Sergey Nivens - Fotolia
Software developers and systems engineers use automated pipelines to save time and reduce errors while building a standardized workflow. One popular cloud service for automated build/release pipelines is Microsoft Azure Pipelines.
Security should be a top priority when building automated pipelines in this Azure DevOps service. Developers commonly use sensitive information -- or secrets -- like passwords, API keys and private identifiers during this process. They must obfuscate that information to ensure it isn't seen by the public or unauthorized personnel in their company.
This tutorial will demonstrate how to store secrets encrypted within Azure, and how to then use that information securely. Walk through the steps to set up Azure Key Vault to store sensitive information, rather than use plain text strings in pipelines. Then, learn how to decrypt secrets used within an Azure pipeline.
To follow along with this tutorial, you must have:
- An Azure subscription.
- An Azure DevOps organization.
- A YAML-based Azure pipeline.
- The Azure CLI installed and authenticated to your Azure subscription. This tutorial uses the Azure CLI, rather than the web UI, to provision resources.
- An Azure resource group to hold the Azure Key Vault.
Once these prerequisites are met, open a PowerShell console, authenticated to Azure with az login.
1. Build an Azure Key Vault
You need a place to store secrets before they can be securely read in an Azure pipeline. Azure Key Vault is an Azure cloud service that enables you to store key/value pairs and small secrets, such as passwords, both encrypted and in plain text, for a wide variety of use cases.
Use the az keyvault create command, as shown below, to create the key vault in a resource group. Specify the location, key vault name and resource group, based on your environment.
az keyvault create --location [YourRegion] --name [YourKeyVaultName] --resource-group [YourResourceGroup]
Once this command completes, the key vault is built and ready to store secrets.
2. Create key vault secrets
Next, use the az keyvault secret set command to create the secrets that you will store in the key vault.
Let's say we have a pipeline that stores a password for a virtual machine. We can call it "VMPassword" and assign it a value of "MySuperSecretPassword!" as shown below:
az keyvault secret set --name VMPassword --value "*MySuperSecretPassword!*" --vault-name [YourKeyVaultName]

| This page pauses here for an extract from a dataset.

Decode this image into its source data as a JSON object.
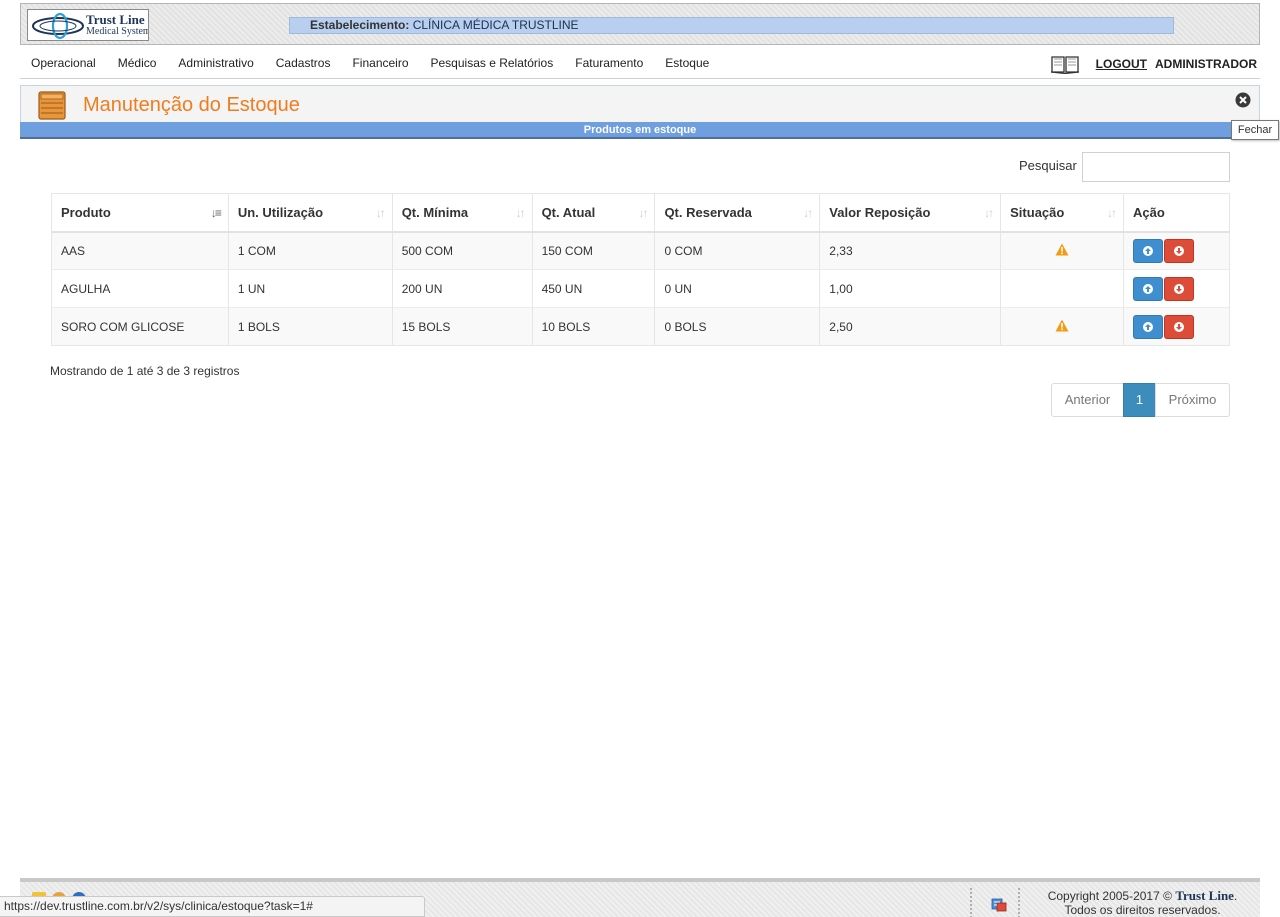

3. Enable the pipeline to access the key vault
For security reasons, only a select group can read the value of encrypted secrets in an Azure Key Vault. We must assign permissions to provide that access. Since the Azure Key Vault secret created above will be referenced in an Azure pipeline, give the pipeline access to the key vault.
In the Azure DevOps web UI, open the example Azure pipeline YAML definition. Under Tasks, type "key" and select Azure Key Vault.
Next, provide your Azure subscription and authorize the pipeline to access the key vault. When it is authorized, select the key vault you'd like to use for this tutorial.
Once created, click Add to add the task into the pipeline. The task created should look like the following:
- task: [email protected] inputs: azureSubscription: '[Subscription Name]([Subscription ID])' KeyVaultName: '[YourKeyVaultName]' SecretsFilter: '*'
4. Use pipeline variables
Once the pipeline has access to the key vault, use a pipeline variable in the form of $([SecretName]) to reference the value stored in any secrets. In this tutorial, we created a secret called VMPassword, so we can reference it anywhere in the pipeline via $(VMPassword), as shown below:
trigger: - master pool: vmImage: 'ubuntu-latest' steps: - task: [email protected] inputs: azureSubscription: '[Subscription Name]([Subscription ID])' KeyVaultName: '[YourKeyVaultName]' SecretsFilter: '*' - script: '$(VMPassword)'
Note that you will not see the value if it's written to the pipeline log. However, the value will be passed to the appropriate task in the pipeline where defined.